- Question submitted by Anonymous

Dannielle Says:

Anything is possible, but also everything is different for every human all of the time. I don’t know what too attached means to you, but chances are if you’re feeling like you’ve lost a part of yourself, you probably have.

I always suggest making time for yourself REGARDLESS OF HOW YOU FEEL. I know in the beginning it’s all boo all the time, but you can’t do that forever or you’ll completely lose yourself and you’ll blame your booboobear (subconsciously, of course).

You can be as attached or involved as you wanna be as long as you take some time for you. Just a few hours a day or a couple days a week or whatever, get back in touch with your emotions and what not, you know? Humans are soooo difficult, we have to work super hard to understand ourselves, why we do what we do, why we are who we are, why we react the way we react, etc. We are always changing and we have to take that time to grow and understand ourselves. WHICH YOU CAN DO IN A RELATIONSHIP if you take the time to actually do it. So, TAKE THE TIME OR I’LL FIGHT YOU.

Kristin Says:

Yes, yes, YES – you absolutely can be too involved in your relationship and HERE’S WHAT’S TRICKY: a lot of times you can’t even tell that you need “you” time because you get so used to having all boo-time all the time.

Personally, I think that it should be a relationship rule (A Ruleationship) that you have at least (AT LEAST!!!) one night every week to yourselves. I am the first one to be like BUT I MISSSSS YOU BUT I LOOOOOVE YOU BUT WAH WAH WAH, but let me tell you what… anytime that I take that time alone, I wind up having such an incredible evening.

No matter who we are or how we operate, we all need to sit in the silence that comes from time with ourselves. It is during that time when our brains finally begin to unwind, to think the thoughts that have been hidden underneath all of the to-dos and the immediate needs and plans and STUFF. When we take several hours to sit and be with ourselves, we become bigger and better people.

Sometimes it is easier to do what we know and to spend all of our time in the comfort and presence of the person or people we love the most.
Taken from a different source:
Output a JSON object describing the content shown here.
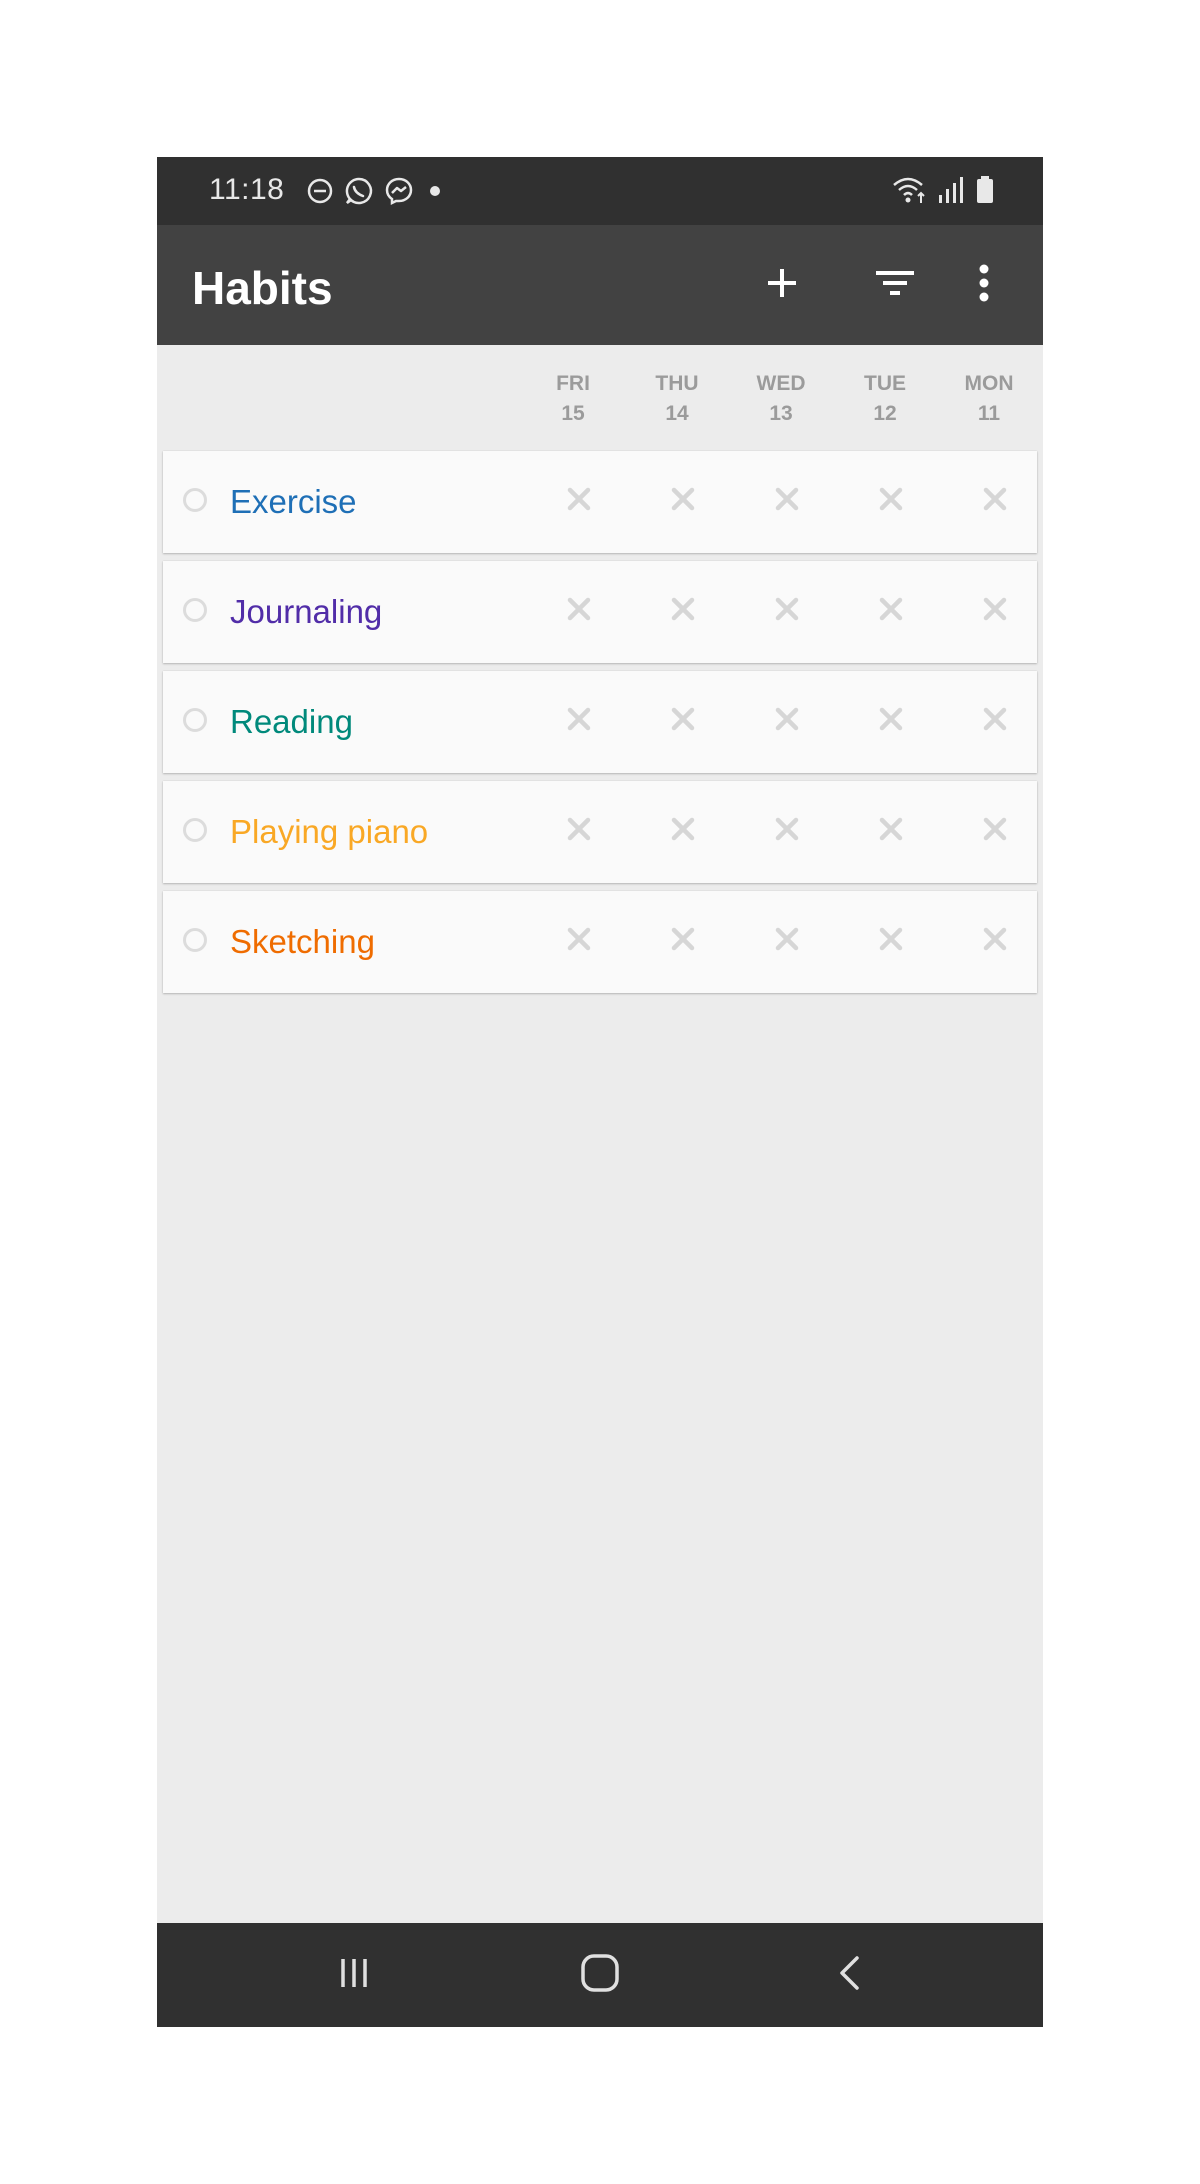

Remind yourself diligently that this time is wonderful and valuable, but that you shouldn’t lose track of who you are when you are just YOU.